They say cases of two former officials are closely linked and joining them would save time.
By Simon Jennings
The Hague tribunal’s office of the prosecutor this week formally asked the permission of judges to try two former high-ranking Bosnian Serb officials simultaneously.



In seeking a joint trial for Mico Stanisic and Stojan Zupljanin, the prosecution proposed a single indictment detailing the charges of war crimes and crimes against humanity against the ex-officials of the Bosnian Serb interior ministry.



From April 1992, Stanisic was Bosnia’s minister of the Serbian internal affairs ministry, later renamed the internal affairs ministry of Republika Srpska, RS. Zupljanin worked under him as head of the ministry’s security unit.



“The case against Zupljanin is essentially a subset of the one against [Stanisic] given their direct superior-subordinate relationship and membership in the same JCE [joint criminal enterprise],” reads the prosecution’s motion to trial judges.



Zupljanin is currently in detention in The Hague following his arrest on June 11 after eight years on the run.



The former head of the Security Services Centre in Banja Luka, as well as an adviser to the Bosnian Serb political leader Radovan Karadzic, is charged with extermination, murder, persecution, and the deportation of non-Serbs in northwestern Bosnia in between April and December 1992.

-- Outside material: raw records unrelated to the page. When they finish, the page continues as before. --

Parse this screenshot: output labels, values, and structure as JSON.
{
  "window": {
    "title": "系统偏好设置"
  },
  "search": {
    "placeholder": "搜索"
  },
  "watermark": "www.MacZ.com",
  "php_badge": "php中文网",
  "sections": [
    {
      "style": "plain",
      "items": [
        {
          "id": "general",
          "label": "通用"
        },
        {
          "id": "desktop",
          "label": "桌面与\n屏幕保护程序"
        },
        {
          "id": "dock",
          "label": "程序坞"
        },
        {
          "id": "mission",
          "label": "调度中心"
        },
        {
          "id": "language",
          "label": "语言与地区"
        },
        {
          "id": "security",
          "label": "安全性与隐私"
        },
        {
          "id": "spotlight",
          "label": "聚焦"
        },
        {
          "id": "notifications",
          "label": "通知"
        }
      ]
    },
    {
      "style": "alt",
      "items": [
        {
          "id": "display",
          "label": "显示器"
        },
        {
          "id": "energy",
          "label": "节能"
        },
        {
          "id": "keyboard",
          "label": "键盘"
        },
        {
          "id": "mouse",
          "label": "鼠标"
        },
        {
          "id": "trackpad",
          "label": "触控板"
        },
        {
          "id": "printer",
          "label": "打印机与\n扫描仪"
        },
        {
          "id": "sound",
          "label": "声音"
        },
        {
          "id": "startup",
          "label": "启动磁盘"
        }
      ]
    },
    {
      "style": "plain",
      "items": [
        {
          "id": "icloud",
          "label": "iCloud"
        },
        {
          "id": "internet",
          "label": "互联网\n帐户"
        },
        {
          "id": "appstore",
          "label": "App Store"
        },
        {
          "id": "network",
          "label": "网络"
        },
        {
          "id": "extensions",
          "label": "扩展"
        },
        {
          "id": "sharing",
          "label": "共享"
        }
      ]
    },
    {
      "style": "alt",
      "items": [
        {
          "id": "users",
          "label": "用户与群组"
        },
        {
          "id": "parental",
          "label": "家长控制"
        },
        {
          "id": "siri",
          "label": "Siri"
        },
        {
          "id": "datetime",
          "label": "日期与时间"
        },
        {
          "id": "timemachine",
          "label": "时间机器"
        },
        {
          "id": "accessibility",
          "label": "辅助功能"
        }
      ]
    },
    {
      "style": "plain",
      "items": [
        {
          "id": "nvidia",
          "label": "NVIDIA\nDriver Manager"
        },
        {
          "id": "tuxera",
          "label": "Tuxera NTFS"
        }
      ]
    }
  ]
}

Stanisic’s senior political role gave him ultimate responsibility for public and state security during 1992. He is due to stand trial for the murder, torture and cruel treatment of non-Serb civilians, and his failure to prevent or punish crimes committed by his subordinates.



The prosecution contends that a joint trial of the two men would “serve the interests of justice by saving the tribunal significant time and resources, avoiding duplication of evidence, alleviating hardship on witnesses and ensuring consistent judgments”.



A single trial would also help establish the extent of the Serbian ministry’s responsibility for the bloodshed, says the prosecution.



Both men are also alleged to have participated in a joint criminal enterprise in 1992 the goal of which was the permanent removal of Bosniaks, Bosnian Croats and other non-Serbs from the territory of an intended Serb state.



While Zupljanin made his first appearance before the tribunal on June 23, he failed to enter a plea. He is expected to do so before judges next week.



The tribunal has yet to appoint a permanent counsel for him.



Simon Jennings is an IWPR reporter in The Hague.